● Task to complete
Make an exact copy of all the records that follow, apart from the pictures.

━━━━━━━━━━━━━━━━━━━━━━━━━━━━━━

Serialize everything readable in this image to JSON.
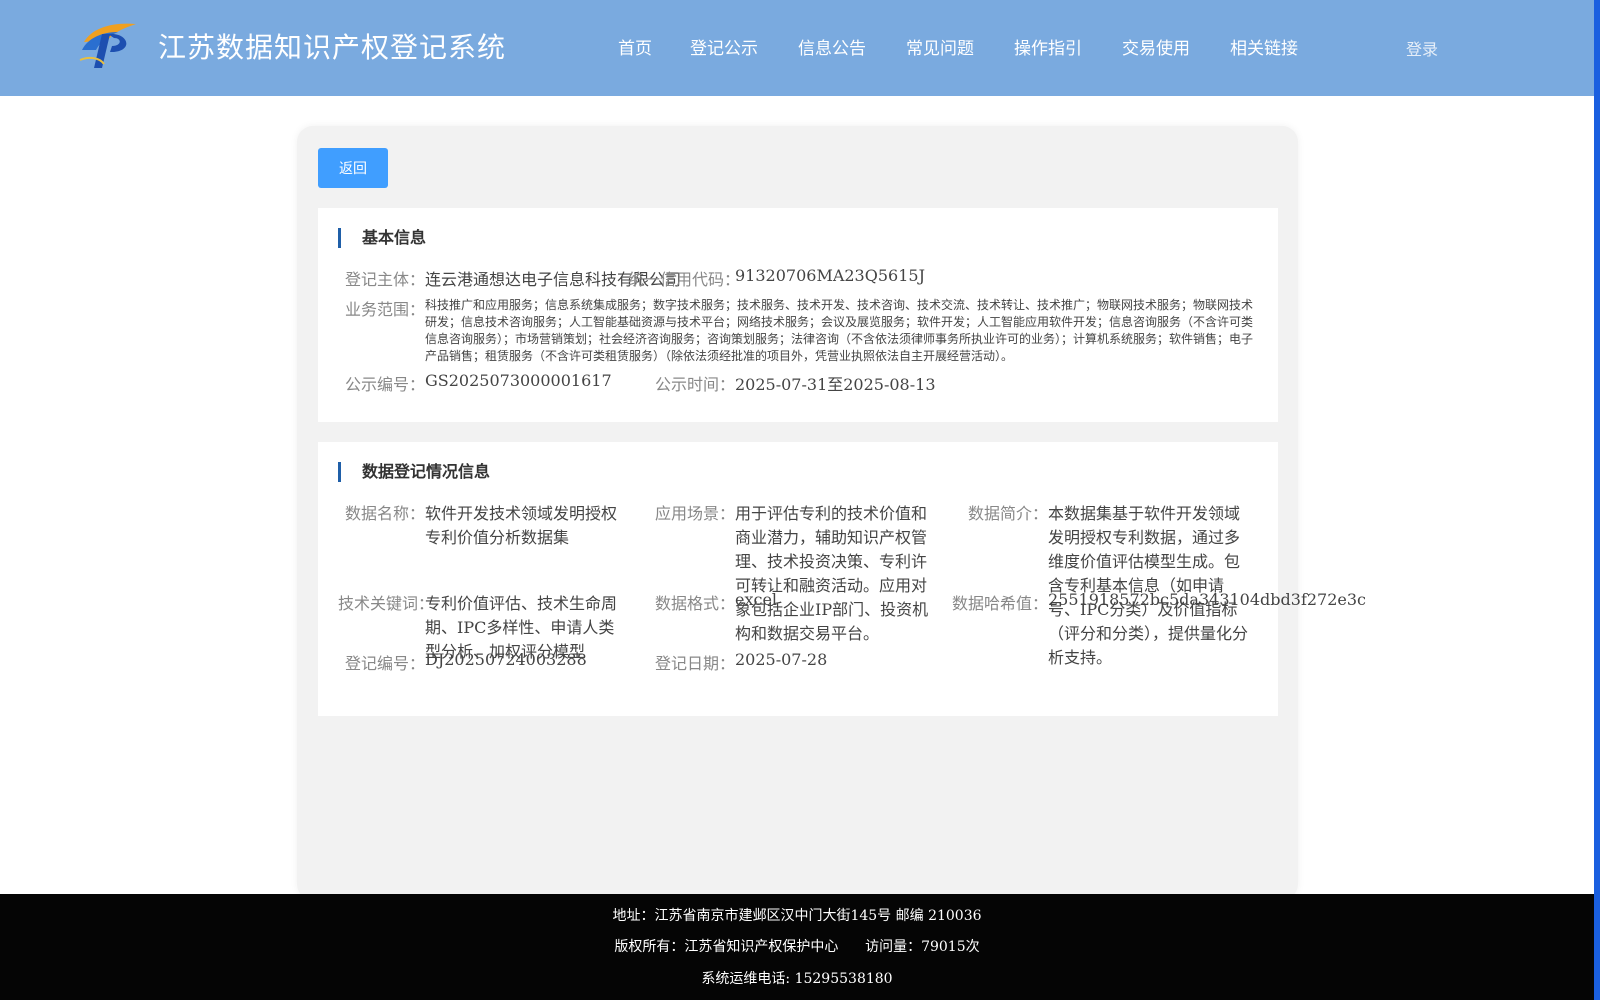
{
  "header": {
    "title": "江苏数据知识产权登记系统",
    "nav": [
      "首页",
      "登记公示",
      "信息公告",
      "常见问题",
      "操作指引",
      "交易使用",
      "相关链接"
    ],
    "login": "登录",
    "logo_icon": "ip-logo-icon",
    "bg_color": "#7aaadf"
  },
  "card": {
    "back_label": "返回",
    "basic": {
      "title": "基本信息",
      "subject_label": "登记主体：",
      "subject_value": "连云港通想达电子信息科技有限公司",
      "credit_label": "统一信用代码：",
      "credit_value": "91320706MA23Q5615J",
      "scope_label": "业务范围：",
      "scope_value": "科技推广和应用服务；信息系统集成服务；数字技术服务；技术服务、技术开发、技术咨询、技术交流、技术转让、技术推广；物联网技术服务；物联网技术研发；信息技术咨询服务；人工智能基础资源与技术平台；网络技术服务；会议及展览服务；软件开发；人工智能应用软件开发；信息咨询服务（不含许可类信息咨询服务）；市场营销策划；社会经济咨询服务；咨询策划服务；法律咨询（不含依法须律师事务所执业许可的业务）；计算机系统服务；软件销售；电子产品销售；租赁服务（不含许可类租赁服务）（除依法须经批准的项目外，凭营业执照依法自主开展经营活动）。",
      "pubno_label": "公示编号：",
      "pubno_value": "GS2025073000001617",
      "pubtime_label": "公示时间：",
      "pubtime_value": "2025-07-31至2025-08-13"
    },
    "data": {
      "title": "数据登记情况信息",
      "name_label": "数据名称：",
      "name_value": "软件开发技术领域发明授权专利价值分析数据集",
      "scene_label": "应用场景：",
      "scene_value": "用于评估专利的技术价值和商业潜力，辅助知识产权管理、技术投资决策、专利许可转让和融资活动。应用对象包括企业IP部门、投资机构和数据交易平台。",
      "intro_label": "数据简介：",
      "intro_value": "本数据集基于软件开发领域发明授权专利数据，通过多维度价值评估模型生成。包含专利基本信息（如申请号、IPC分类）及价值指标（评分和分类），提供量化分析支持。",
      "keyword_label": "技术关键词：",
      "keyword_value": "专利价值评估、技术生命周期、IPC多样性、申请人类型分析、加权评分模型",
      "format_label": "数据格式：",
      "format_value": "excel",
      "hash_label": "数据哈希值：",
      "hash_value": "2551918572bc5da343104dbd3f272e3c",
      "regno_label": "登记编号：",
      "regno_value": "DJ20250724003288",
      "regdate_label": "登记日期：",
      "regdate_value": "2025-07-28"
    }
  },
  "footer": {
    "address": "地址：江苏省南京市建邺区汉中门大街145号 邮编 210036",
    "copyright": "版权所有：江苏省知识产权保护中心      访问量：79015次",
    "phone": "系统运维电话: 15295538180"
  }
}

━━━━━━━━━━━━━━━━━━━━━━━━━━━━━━

● Answer to this exercise
Serialize everything readable in this image to JSON.
{
  "header": {
    "title": "江苏数据知识产权登记系统",
    "nav": [
      "首页",
      "登记公示",
      "信息公告",
      "常见问题",
      "操作指引",
      "交易使用",
      "相关链接"
    ],
    "login": "登录",
    "logo_icon": "ip-logo-icon",
    "bg_color": "#7aaadf"
  },
  "card": {
    "back_label": "返回",
    "basic": {
      "title": "基本信息",
      "subject_label": "登记主体：",
      "subject_value": "连云港通想达电子信息科技有限公司",
      "credit_label": "统一信用代码：",
      "credit_value": "91320706MA23Q5615J",
      "scope_label": "业务范围：",
      "scope_value": "科技推广和应用服务；信息系统集成服务；数字技术服务；技术服务、技术开发、技术咨询、技术交流、技术转让、技术推广；物联网技术服务；物联网技术研发；信息技术咨询服务；人工智能基础资源与技术平台；网络技术服务；会议及展览服务；软件开发；人工智能应用软件开发；信息咨询服务（不含许可类信息咨询服务）；市场营销策划；社会经济咨询服务；咨询策划服务；法律咨询（不含依法须律师事务所执业许可的业务）；计算机系统服务；软件销售；电子产品销售；租赁服务（不含许可类租赁服务）（除依法须经批准的项目外，凭营业执照依法自主开展经营活动）。",
      "pubno_label": "公示编号：",
      "pubno_value": "GS2025073000001617",
      "pubtime_label": "公示时间：",
      "pubtime_value": "2025-07-31至2025-08-13"
    },
    "data": {
      "title": "数据登记情况信息",
      "name_label": "数据名称：",
      "name_value": "软件开发技术领域发明授权专利价值分析数据集",
      "scene_label": "应用场景：",
      "scene_value": "用于评估专利的技术价值和商业潜力，辅助知识产权管理、技术投资决策、专利许可转让和融资活动。应用对象包括企业IP部门、投资机构和数据交易平台。",
      "intro_label": "数据简介：",
      "intro_value": "本数据集基于软件开发领域发明授权专利数据，通过多维度价值评估模型生成。包含专利基本信息（如申请号、IPC分类）及价值指标（评分和分类），提供量化分析支持。",
      "keyword_label": "技术关键词：",
      "keyword_value": "专利价值评估、技术生命周期、IPC多样性、申请人类型分析、加权评分模型",
      "format_label": "数据格式：",
      "format_value": "excel",
      "hash_label": "数据哈希值：",
      "hash_value": "2551918572bc5da343104dbd3f272e3c",
      "regno_label": "登记编号：",
      "regno_value": "DJ20250724003288",
      "regdate_label": "登记日期：",
      "regdate_value": "2025-07-28"
    }
  },
  "footer": {
    "address": "地址：江苏省南京市建邺区汉中门大街145号 邮编 210036",
    "copyright": "版权所有：江苏省知识产权保护中心      访问量：79015次",
    "phone": "系统运维电话: 15295538180"
  }
}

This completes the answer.